On a bespoke by-appointment Ultimate Connoisseur Tour, George McDaniel, executive director of Drayton Hall—the most noteworthy of Charleston’s historical plantations—leads guests through the estate’s unfurnished hall (built in 1738), landscaped grounds and private offsite collections of furniture and decorative arts. Fully customizable, the itinerary can also feature a boat trip on the Ashley River, which the Drayton family used to take to the house, or a grand supper inspired by historical dishes from the Drayton diaries, which feature old chestnuts like oyster patties and roasted veal. Tours start at $750 for a group of four; draytonhall.org.
Have Your Cake
Described by The New York Times as “a big white slice of heaven,” the cream-filled coconut cake served at Planters Inn’s Peninsula Grill has become a city icon. Executive chef Robert Carter based the recipe on his grandmother’s, introducing it to the Grill in 1998.
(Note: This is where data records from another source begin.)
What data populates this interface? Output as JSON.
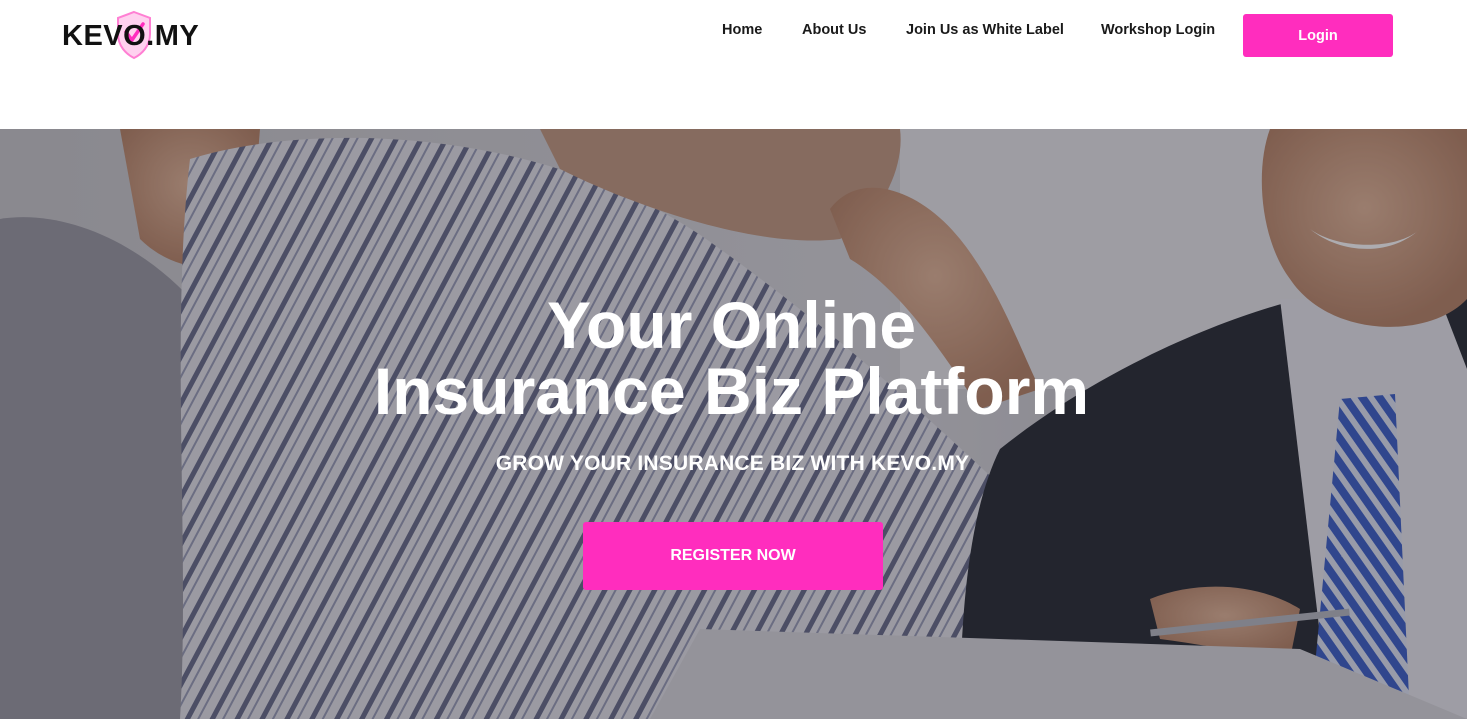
{
  "brand": {
    "logo_text": "KEVO.MY",
    "accent_color": "#ff2dbe"
  },
  "nav": {
    "items": [
      {
        "label": "Home"
      },
      {
        "label": "About Us"
      },
      {
        "label": "Join Us as White Label"
      },
      {
        "label": "Workshop Login"
      }
    ],
    "login_label": "Login"
  },
  "hero": {
    "title_line1": "Your Online",
    "title_line2": "Insurance Biz Platform",
    "subtitle": "GROW YOUR INSURANCE BIZ WITH KEVO.MY",
    "cta_label": "REGISTER NOW"
  }
}
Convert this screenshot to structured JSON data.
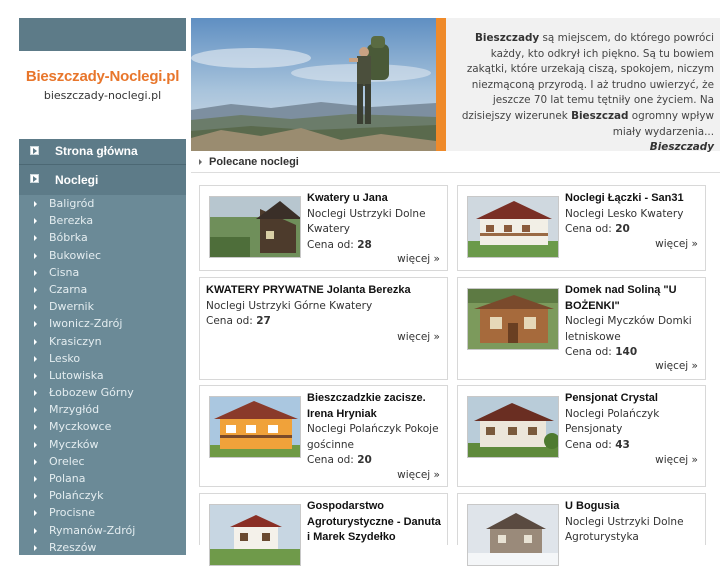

With a few days’ notice, those looking to get to know the cake intimately can arrange a kitchen tour with the hotel’s managing director, Emmanuel Gardinier, to watch it being made. And with two weeks’ notice, Gardinier can even arrange a hands-on cake-making lesson with pastry chef Claire Chapman. Cakes start at $100; cake-making lessons, at $500; plantersinn.com.
By Land or by Sea
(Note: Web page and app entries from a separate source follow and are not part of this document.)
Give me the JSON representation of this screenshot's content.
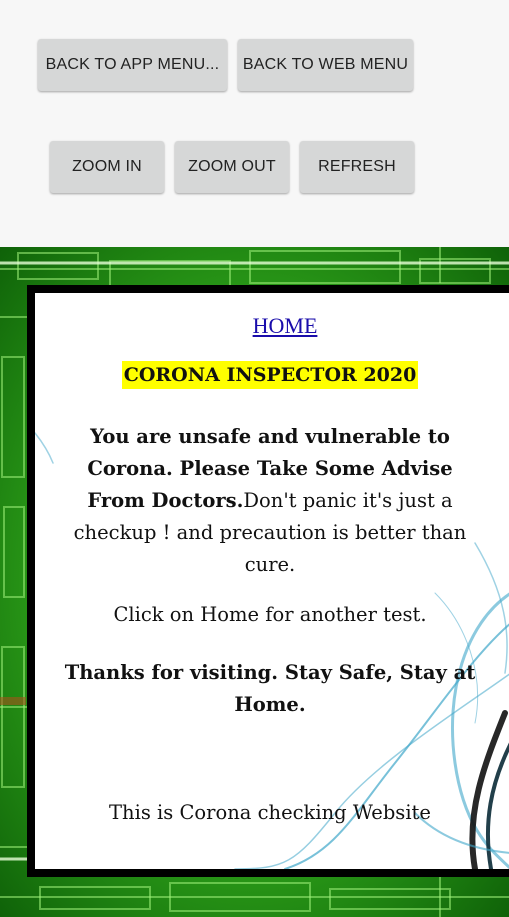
{
  "toolbar": {
    "back_app_menu": "BACK TO APP MENU...",
    "back_web_menu": "BACK TO WEB MENU",
    "zoom_in": "ZOOM IN",
    "zoom_out": "ZOOM OUT",
    "refresh": "REFRESH"
  },
  "page": {
    "home_link": "HOME",
    "title": "CORONA INSPECTOR 2020",
    "result_bold": "You are unsafe and vulnerable to Corona. Please Take Some Advise From Doctors.",
    "result_normal": "Don't panic it's just a checkup ! and precaution is better than cure.",
    "retry_text": "Click on Home for another test.",
    "thanks_text": "Thanks for visiting. Stay Safe, Stay at Home.",
    "footer_text": "This is Corona checking Website"
  },
  "colors": {
    "toolbar_bg": "#f7f7f7",
    "button_bg": "#d6d7d7",
    "web_bg": "#1f8a12",
    "title_highlight": "#ffff00",
    "link": "#1a0dab"
  }
}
Charleston is highly walkable, but the Southern heat can be brutal. For a respite, call the Charleston Black Cab Company ($85 an hour; charlestonblackcabcompany.com), which has 24 five-passenger chauffeured London taxis. But visiting the city without a view from its harbor would be a sin. Coastal Yacht Charters (coastal-yacht-charters.com), launched in 2008, has a fleet of eight ships available for sunset, half- and full-day outings (from $325 an hour) around the Charleston peninsula as well as fishing excursions (from $400). If you’re feeling lucky and adventurous, lunch can be catch-your-own: The water teems with redfish and grouper. If not, Charleston gourmet shop Caviar & Bananas (51 George St.; caviarandbananas.com) offers prepared dishes like barbecued pork and duck sliders.
Low Country Goes Haute
With the year-old restaurant Husk (76 Queen St.; 843-577-2500; huskrestaurant.com), Charleston has advanced its reputation as the engine behind the country’s Southern cuisine craze. Its chef, 2010 James Beard Award–winner Sean Brock, uses hyperlocal ingredients—South Carolina beef, Capers Inlet clams—to showcase the exhilarating potential of New Southern cuisine. Diners can pair small plates both on and off his regular menu with bourbons from the extensive cellar. But his is not the only game in town. Mike Lata, who won a James Beard Award in 2009, puts a new focus on lesser-known Southern catches at FIG (232 Meeting St.; 843-805-5900; eatatfig.com). A four-course off-menu seafood tasting might include a creamy coddled Sea Island farm egg with stone crab. And at Circa 1886 (149 Wentworth St.; 843-853-7828; circa1886.com), Marc Collins, cofounder of the Charleston Wine + Food Festival (March 1–4, 2012), creates a seasonal five-course Southern tasting menu with unexpected touches, like the antelope loin with blue corn grits.